Not wanting Apple and O2 to take all the smartphone glory, Research In Motion (RIM) has finally brought out its touchscreen BlackBerry Storm. It's taken a long time (longer than we thought, if truth be told) but the results are interesting.

Unlike other smartphone manufacturers, RIM hasn't just "aped" the iPhone 3G. In fact, it's created a very different kind of device with a lot of interesting new features, some of which bat the ball firmly back into Apple's court.

Let's start off with the main attraction. The BlackBerry Storm sports a "clickable" screen that the company says simulates the feel of a physical keyboard. The Storm can connect to either EV-DO Rev. A or HSPA 3G cellular networks and features 1GB of onboard memory storage and a card slot that allows for up to 16GB of additional storage.

But while Vodafone is hoping that the BlackBerry Storm will be its own "iPhone killer," questions remain about whether the offering can match the popular Apple consumer device in several key areas. Here's a look at some early considerations.

Pricing details
The BlackBerry Storm slightly beats the iPhone for pricing, with a £35 per month contract with the handset free. Although you do need to sign up for a lengthy 24-month contract. For that you get 600 minutes, but unlimited texts and data usage. This compares favourably to the iPhone's £99 handset charge and £35 per month contract. More information is available from the Vodafone Shop.
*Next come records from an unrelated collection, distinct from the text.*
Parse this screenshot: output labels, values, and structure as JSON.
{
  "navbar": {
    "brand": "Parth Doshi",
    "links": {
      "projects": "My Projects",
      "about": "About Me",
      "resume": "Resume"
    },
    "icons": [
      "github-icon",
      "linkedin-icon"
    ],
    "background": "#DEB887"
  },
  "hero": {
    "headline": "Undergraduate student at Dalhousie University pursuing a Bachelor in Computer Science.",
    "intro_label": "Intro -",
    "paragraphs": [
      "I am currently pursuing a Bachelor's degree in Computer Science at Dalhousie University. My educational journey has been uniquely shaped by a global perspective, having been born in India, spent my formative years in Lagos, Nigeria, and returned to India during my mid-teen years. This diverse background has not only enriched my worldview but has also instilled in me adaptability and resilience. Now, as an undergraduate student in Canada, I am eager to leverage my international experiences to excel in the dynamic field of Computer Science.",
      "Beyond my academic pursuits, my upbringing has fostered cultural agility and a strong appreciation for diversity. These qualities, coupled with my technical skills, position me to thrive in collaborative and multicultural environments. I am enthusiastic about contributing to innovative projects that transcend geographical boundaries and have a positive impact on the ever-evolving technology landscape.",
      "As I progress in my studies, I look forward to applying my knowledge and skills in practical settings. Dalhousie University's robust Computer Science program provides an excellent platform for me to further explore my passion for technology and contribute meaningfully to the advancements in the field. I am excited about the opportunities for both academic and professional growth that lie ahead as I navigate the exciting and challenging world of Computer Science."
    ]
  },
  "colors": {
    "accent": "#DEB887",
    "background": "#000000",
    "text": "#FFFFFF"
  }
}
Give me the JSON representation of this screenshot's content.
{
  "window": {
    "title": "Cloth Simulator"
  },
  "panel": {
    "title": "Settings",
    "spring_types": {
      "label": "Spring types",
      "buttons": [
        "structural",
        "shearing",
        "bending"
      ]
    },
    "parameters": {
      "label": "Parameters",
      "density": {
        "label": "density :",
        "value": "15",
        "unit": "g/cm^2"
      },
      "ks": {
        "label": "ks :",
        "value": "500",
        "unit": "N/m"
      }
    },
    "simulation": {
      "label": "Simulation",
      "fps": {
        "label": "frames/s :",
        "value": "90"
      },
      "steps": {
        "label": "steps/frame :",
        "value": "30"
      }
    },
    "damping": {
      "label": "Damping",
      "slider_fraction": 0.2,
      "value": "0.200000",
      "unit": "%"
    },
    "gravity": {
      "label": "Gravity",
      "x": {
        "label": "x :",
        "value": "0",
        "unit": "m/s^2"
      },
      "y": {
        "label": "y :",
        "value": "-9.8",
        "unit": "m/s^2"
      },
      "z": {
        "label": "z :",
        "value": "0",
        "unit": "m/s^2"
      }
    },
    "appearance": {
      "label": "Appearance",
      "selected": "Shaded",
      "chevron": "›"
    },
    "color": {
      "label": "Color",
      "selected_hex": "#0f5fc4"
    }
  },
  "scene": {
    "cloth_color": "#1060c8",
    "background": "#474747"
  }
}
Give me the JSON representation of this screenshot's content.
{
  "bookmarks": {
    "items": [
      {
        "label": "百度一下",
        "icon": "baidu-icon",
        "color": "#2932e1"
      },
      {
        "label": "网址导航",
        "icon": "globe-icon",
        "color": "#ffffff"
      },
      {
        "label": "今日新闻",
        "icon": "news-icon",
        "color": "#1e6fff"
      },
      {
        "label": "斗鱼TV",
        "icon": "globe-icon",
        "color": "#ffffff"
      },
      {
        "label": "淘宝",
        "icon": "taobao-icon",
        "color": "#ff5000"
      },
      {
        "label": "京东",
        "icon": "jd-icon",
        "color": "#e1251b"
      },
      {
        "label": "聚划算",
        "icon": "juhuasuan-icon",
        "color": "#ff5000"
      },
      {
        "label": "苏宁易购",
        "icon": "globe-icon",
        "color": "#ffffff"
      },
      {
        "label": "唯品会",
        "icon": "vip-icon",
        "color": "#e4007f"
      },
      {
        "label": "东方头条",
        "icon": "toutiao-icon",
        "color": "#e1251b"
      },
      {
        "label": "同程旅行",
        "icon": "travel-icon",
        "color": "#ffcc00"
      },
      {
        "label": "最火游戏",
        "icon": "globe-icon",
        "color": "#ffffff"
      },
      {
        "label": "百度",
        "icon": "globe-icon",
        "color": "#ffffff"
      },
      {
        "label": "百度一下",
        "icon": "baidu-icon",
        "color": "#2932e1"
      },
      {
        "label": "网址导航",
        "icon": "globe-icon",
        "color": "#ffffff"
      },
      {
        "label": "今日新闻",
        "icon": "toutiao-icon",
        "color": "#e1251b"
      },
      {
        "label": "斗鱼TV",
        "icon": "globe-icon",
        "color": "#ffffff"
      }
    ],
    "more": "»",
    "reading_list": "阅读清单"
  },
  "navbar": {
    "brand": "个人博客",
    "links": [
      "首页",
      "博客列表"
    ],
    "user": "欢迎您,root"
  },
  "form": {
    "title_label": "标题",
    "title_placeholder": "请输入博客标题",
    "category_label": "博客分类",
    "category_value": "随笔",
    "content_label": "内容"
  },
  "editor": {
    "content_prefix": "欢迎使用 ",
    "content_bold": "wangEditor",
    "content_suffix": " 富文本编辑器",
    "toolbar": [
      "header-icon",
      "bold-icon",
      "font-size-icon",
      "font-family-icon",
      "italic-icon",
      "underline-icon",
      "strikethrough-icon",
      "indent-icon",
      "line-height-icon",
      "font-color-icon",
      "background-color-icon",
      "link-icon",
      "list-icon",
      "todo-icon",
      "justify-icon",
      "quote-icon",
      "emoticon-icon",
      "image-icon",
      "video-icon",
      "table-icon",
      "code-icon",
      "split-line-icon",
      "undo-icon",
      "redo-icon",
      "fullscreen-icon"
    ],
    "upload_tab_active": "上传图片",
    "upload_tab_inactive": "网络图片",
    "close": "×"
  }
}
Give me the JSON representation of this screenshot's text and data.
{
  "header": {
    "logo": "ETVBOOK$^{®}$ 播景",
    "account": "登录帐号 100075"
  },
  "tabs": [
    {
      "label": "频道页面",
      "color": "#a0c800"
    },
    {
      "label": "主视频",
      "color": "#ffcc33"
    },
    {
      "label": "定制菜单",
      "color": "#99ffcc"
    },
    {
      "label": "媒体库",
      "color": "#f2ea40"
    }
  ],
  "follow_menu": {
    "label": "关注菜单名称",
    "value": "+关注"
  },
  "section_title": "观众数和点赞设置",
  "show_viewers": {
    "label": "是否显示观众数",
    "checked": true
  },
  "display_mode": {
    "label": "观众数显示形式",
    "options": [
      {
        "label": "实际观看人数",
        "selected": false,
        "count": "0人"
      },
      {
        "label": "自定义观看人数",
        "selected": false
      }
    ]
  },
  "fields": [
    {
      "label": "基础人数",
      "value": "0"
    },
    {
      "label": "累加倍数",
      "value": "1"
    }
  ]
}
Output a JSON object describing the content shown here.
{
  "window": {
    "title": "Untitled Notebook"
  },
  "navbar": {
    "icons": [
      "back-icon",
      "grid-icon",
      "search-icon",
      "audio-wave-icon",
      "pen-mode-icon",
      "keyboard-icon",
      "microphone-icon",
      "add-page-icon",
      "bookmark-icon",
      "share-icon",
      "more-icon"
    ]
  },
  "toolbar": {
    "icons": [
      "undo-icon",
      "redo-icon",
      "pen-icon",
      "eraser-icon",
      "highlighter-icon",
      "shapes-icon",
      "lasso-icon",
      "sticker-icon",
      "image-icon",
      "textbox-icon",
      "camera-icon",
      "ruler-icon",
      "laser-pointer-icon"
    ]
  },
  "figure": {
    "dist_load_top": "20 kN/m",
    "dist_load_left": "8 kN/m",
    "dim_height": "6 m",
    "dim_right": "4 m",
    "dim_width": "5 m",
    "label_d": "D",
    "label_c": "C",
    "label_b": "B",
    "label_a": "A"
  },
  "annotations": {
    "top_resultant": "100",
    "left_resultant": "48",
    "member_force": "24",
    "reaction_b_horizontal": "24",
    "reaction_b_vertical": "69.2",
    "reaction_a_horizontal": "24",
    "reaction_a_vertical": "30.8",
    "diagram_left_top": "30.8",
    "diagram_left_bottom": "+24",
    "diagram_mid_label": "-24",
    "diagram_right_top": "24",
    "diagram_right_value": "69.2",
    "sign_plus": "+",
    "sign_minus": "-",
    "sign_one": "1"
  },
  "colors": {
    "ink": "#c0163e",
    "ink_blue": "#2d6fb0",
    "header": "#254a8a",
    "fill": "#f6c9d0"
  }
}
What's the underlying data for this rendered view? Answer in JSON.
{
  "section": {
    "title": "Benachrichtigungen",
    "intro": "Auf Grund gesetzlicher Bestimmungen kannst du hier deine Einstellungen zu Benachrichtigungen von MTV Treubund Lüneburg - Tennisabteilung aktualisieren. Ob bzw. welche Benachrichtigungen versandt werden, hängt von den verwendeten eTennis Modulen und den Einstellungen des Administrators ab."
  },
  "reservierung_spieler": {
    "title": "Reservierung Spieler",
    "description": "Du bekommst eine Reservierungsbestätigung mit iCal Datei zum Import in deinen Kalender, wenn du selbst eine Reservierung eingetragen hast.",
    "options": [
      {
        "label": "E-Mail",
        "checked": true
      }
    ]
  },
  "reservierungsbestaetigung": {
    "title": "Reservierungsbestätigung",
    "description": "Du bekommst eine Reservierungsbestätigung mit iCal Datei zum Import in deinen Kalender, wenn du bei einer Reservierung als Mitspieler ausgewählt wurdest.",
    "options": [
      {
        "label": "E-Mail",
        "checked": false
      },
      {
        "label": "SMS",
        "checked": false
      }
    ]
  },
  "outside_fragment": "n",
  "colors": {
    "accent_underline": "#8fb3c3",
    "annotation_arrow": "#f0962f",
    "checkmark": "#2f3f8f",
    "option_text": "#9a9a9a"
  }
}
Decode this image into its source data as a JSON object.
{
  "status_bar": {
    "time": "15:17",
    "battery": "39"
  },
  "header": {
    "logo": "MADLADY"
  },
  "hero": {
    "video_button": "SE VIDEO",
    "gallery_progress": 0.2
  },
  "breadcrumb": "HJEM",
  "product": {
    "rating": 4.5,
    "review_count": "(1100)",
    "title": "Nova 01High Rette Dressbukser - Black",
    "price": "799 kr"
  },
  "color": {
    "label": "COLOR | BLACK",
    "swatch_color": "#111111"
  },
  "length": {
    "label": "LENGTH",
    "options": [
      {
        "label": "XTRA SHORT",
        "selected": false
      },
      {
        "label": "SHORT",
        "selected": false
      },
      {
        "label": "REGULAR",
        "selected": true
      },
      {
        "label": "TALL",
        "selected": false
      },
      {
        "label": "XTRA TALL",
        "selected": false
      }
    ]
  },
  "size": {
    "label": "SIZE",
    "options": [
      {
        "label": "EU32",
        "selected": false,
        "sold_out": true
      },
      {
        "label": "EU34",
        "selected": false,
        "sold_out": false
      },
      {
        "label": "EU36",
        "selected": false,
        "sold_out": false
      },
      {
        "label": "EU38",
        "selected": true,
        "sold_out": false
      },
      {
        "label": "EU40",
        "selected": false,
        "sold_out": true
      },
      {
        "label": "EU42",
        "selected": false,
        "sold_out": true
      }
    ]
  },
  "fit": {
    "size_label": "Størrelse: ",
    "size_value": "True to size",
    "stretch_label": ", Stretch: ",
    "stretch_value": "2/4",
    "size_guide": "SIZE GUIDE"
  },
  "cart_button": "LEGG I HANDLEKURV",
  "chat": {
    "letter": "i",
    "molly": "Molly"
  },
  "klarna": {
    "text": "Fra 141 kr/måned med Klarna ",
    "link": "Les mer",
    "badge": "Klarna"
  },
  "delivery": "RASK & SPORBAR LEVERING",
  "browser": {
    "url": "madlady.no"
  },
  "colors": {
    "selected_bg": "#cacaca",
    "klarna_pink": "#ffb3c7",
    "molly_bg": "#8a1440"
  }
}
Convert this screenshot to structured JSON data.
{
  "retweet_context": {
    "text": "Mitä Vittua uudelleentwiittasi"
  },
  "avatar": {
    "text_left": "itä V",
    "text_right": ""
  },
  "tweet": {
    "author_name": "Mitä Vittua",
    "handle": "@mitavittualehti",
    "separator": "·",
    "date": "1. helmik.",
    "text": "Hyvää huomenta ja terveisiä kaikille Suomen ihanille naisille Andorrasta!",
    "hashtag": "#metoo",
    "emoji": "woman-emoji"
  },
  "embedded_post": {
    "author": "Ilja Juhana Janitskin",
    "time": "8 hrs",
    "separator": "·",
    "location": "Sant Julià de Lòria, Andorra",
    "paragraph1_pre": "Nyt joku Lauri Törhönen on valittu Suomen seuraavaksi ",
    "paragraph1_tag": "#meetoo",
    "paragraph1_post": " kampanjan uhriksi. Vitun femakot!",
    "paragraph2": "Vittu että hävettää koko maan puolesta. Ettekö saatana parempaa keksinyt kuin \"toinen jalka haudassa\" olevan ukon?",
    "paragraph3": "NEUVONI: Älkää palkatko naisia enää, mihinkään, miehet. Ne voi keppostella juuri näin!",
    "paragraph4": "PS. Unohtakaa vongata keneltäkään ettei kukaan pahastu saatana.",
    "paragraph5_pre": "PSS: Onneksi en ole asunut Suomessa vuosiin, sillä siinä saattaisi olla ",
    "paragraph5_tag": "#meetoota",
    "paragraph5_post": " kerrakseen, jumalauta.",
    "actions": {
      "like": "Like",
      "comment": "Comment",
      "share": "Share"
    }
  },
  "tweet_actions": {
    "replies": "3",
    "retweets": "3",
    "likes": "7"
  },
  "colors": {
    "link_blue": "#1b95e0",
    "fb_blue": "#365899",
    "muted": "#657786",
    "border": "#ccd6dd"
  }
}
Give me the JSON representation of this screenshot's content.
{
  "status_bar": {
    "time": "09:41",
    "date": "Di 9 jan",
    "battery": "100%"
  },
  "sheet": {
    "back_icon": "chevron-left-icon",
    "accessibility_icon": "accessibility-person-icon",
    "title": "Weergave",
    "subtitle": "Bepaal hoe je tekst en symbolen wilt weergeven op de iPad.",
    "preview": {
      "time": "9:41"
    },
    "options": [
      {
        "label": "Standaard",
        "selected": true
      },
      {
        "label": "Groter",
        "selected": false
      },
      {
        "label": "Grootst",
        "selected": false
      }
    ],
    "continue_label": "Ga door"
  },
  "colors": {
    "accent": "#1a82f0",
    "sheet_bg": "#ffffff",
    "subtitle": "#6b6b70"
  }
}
Enterprise features
The iPhone is seen as a legitimate enterprise device now that it has access to Microsoft's Exchange ActiveSync, a licensed data-synchronization protocol whose built-in support will give IT departments the ability to set password policies, set up VPN settings and perform remote data wipes on iPhones that have been lost or stolen. The iPhone also took a big step forward when it gained access to Cisco IPsec VPN, which Apple says will "ensure the highest level of IP-based encryption available for transmission of sensitive corporate data." However, as some analysts have pointed out, the BlackBerry still sets the standard for enterprise wireless devices due to its larger array of security policies, including the ability for IT departments to disable its digital cameras; to enable or shut down specific Bluetooth profiles and set how long the device is "discoverable" using Bluetooth; and to define which applications on a BlackBerry can access GPS capabilities.

In the keys
This could be an intriguing matchup, since neither the iPhone nor the Storm has a physical slide-out keyboard like the T-Mobile G1 does. However, RIM says that it is changing the game of how touchscreen keypads work with what it calls a "clickable screen." This means that users can actually press down on the digital keys on the screen and feel them being pressed and released just like they'd feel a mouse button being pressed and released. Thus, users will in theory be able to type much easier by having the touch of a standard qwerty keyboard on the digital screen of their smartphone.

Our early tests are favourable, with the physical clicking feel both intuitive and likeable. It also works beyond the keyboard in applications such as the Web browser, where you move around the screen by touching, and select links by clicking. Clever stuff.

This "clickable" keyboard could be a game changer, moving touchscreen technology on from Apple's great start.

NEXT: Multi-touch and Mac syncing